Here’s what what you missed while you spent the week not really understanding the Panama Papers…
Marketing Insider Group: Guess What? Visitors Don’t Want To Fill Out A Form To Get To Your Content
Selected by Shane Snow, co-founder and CCO
Savvy content marketers are now almost universally using gated content to generate leads and increase email subscribers. Readers can access some desirable e-book or other piece of premium content for the price of an email address. This post suggests publishers give away more premium content without the gate and ask for the email address afterward—or, at the very least, up the ante when qualifying something as premium.
It’s backed by a couple of interesting experiments and worth the read, although, like a lot of marketing about marketing, the preaching feels more like wishful thinking than the current reality. But hey—convincing marketers to do better content is something I can get behind. (Also: Kudos to the recently launched Marketing Insider Group for having such great stories right out of the gate.)
Selected by Jordan Teicher, senior editor
It’s tough to feel for fading celebrities who are earning five and six figures per club appearance, but the story gives off a certain sadness that drew me in. Lil’ Jon, for example, makes millions DJing in clubs, but he’s somewhat bitter about the whole trade.

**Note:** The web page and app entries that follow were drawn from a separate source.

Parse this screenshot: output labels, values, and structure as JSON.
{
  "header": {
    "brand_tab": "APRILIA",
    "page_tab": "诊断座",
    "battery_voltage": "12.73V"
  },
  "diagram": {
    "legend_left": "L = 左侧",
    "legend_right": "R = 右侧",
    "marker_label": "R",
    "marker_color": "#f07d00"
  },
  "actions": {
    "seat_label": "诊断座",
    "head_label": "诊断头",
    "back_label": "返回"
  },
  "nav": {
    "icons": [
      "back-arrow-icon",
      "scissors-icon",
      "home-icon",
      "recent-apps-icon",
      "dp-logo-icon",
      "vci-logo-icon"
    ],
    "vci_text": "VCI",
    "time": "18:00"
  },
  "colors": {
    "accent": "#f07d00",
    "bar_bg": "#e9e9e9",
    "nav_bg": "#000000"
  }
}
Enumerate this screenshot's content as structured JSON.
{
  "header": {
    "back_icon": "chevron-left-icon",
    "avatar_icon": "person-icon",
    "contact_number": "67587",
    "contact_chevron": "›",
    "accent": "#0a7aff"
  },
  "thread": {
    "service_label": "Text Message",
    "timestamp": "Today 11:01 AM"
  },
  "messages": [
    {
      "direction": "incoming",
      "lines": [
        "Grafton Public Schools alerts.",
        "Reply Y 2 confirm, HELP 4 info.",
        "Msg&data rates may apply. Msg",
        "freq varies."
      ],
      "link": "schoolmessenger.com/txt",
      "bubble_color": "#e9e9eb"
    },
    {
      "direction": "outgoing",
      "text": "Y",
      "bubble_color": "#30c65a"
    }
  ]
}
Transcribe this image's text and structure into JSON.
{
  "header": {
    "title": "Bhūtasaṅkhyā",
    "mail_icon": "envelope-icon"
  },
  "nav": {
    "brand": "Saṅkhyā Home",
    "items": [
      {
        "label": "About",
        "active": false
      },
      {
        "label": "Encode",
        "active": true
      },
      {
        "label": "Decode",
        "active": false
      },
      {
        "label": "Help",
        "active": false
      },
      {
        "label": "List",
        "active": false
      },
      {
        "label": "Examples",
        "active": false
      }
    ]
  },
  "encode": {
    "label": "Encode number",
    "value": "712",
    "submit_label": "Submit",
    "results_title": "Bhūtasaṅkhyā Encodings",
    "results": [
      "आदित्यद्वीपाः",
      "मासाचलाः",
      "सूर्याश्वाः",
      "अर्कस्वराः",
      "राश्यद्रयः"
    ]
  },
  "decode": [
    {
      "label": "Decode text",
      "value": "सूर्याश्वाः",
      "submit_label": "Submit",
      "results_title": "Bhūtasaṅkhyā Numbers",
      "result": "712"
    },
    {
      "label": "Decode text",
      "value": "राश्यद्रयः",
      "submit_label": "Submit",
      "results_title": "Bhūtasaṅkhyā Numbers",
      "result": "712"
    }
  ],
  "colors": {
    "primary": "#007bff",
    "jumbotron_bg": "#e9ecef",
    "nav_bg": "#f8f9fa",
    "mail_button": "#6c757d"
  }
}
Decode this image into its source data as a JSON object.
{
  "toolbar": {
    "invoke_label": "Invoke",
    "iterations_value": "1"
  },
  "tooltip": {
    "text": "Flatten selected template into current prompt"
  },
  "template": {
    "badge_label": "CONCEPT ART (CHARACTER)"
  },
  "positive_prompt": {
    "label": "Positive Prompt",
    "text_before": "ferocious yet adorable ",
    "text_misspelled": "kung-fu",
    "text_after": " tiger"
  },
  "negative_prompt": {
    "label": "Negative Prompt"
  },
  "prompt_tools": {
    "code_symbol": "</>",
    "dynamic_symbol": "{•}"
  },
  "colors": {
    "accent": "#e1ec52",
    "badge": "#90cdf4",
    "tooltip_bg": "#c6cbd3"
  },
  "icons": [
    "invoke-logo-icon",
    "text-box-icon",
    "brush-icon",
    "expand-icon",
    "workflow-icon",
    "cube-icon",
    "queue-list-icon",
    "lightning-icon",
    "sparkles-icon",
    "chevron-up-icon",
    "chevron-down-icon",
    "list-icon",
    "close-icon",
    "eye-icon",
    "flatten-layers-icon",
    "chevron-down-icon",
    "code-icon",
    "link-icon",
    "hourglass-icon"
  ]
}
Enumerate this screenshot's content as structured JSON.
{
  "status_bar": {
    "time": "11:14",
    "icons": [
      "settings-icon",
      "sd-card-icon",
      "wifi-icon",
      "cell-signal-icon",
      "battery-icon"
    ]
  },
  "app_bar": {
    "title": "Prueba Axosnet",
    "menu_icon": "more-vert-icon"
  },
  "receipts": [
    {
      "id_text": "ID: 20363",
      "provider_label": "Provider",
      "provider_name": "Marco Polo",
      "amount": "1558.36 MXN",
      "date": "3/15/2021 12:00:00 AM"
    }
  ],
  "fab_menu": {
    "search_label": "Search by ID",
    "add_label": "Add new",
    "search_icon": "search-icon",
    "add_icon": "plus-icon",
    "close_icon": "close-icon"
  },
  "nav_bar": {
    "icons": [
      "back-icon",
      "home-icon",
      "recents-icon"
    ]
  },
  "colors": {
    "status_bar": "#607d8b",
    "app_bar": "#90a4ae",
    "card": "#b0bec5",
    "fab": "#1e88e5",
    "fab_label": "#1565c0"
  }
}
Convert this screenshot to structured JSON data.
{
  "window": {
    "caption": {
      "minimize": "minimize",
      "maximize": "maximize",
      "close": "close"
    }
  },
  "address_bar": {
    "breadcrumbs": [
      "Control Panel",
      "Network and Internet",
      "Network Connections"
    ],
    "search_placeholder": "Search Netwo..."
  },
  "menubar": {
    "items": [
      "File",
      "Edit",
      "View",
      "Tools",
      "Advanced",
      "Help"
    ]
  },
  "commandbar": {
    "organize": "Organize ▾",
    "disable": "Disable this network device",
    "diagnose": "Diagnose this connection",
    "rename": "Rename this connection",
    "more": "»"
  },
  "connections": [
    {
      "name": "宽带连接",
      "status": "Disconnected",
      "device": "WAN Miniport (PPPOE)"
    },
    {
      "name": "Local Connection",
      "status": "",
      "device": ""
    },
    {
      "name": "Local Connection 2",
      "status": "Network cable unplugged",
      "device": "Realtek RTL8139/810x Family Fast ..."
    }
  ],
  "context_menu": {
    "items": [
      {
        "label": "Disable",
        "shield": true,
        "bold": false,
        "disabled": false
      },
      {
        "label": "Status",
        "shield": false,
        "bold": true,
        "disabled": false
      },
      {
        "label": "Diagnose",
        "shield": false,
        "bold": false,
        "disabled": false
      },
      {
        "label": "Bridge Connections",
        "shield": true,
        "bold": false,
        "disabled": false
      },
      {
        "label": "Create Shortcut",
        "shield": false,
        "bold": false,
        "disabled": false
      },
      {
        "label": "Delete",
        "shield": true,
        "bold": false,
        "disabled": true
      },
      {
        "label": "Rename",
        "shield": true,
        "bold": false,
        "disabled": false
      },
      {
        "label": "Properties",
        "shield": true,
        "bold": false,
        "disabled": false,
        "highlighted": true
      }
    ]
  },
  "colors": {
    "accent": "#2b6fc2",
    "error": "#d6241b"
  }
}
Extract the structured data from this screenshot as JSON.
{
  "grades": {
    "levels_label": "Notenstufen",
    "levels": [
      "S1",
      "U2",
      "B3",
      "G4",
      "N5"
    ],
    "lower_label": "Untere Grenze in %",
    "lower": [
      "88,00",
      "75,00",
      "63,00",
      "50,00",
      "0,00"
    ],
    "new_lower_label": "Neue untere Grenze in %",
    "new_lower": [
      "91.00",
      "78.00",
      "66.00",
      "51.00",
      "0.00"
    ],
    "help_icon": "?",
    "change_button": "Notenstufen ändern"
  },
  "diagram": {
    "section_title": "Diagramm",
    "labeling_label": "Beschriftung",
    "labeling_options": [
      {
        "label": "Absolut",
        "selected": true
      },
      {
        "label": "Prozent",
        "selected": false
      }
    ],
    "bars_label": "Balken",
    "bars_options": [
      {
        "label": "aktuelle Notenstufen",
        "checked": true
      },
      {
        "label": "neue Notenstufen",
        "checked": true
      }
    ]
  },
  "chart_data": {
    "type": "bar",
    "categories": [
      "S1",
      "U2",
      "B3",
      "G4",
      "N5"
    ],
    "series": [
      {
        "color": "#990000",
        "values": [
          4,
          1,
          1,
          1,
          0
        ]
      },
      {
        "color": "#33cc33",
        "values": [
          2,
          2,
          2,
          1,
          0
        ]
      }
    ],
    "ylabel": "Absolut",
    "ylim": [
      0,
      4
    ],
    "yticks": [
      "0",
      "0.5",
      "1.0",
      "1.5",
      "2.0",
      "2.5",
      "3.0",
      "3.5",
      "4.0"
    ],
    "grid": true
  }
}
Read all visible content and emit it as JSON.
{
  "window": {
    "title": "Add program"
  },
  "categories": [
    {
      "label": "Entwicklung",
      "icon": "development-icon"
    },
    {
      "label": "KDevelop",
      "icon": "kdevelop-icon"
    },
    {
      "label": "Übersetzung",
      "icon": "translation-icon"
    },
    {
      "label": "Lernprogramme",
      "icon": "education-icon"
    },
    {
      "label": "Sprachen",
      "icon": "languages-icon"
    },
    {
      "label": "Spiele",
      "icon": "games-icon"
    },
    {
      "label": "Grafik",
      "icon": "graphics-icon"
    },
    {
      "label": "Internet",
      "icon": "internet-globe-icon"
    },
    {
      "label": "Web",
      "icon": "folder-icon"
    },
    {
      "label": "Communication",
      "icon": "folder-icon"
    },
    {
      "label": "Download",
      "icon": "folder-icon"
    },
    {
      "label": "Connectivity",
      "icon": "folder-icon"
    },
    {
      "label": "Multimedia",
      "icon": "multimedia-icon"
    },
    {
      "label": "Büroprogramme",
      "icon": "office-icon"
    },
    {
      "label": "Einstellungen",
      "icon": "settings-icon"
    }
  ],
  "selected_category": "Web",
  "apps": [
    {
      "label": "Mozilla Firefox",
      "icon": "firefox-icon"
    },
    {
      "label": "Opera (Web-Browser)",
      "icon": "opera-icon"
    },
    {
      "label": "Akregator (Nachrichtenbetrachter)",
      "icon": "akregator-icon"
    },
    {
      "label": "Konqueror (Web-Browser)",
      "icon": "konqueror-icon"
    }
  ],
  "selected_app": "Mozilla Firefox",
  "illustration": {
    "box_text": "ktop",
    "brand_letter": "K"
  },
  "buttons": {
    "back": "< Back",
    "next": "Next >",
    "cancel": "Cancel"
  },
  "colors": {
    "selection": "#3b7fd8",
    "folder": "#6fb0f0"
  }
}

When the writer asks if he can simply get paid to show up and drink, he replies: “Naw, I always gotta work.”
This weird economy of endorsement is where people go when they’re forced to sell out. I immediately thought of a parallel to content marketing, where some former reporters and journalists halfheartedly cash in on their past experience by working for brands. In these examples, there’s no creative passion, just the depressing realization that you’re making good money doing something you don’t particularly care about.
The New York Times: The Awkward Charm of the Promposal
Selected by Ann Fabens-Lassen, communications manager
Apparently people have been doing this for a while, although it’s news to me. I guess the main difference is that now when someone goes through an elaborate stunt to ask somebody to prom, the stunt gets posted all over the Internet.
Even though I think these promposal videos are sort of weird and self-obsessed, they also give an intimate and endearing look into the lives of people who are at such an awkward age. They’re so hopeful and willing to put themselves out there that it makes me feel hopeful about my life too.
The Atlantic: Female Characters Don’t Have to Be Likable
Selected by Erin Nelson, marketing editor
Be nice. Stay clean. Cross your legs. Smile. The commands given to young girls not only carry over into our adults lives, but seep into the literature we read to escape them, reinforcing the compulsion to act within a limited framework of what it means to be a women.
Here, Koa Beck celebrates the recent rise of “unlikeable” women in literature. The article is a call for more female authors to tackle the complexity of women who sometimes miserable, always reflective—just like Hamlet or any of the other tormented male characters who are timeless, unapologetic, and enjoyable to dissect.
Selected by Dillon Baker, associate editor
In media, intuition usually wins. What goes on the front page? That’s up to a few key editors who have their pulse on the news and readers. What story should our section cover this week? The editor knows best.
With digital metrics and algorithms, that assumption is being challenged more and more. The tension in places like Yahoo—which is part media company, part tech company—is reaching a head. Why don’t we let the people decide what to read and watch? At Yahoo, that’s how the homepage works: Algorithms serve up the most popular stories of the day and personalize the page based on user behavior rather than letting editorial intuition rule.
As a result, there’s a lot of Kim Kardashian’s ass and not much of the highly paid journalistic talent Marissa Meyer brought in to fix Yahoo’s struggling media business. Most of that talent has now been fired, and Yahoo continues its spiral towards irrelevancy. As more content gets filtered through algorithms (think Facebook), it’s a lesson media and tech companies should learn from.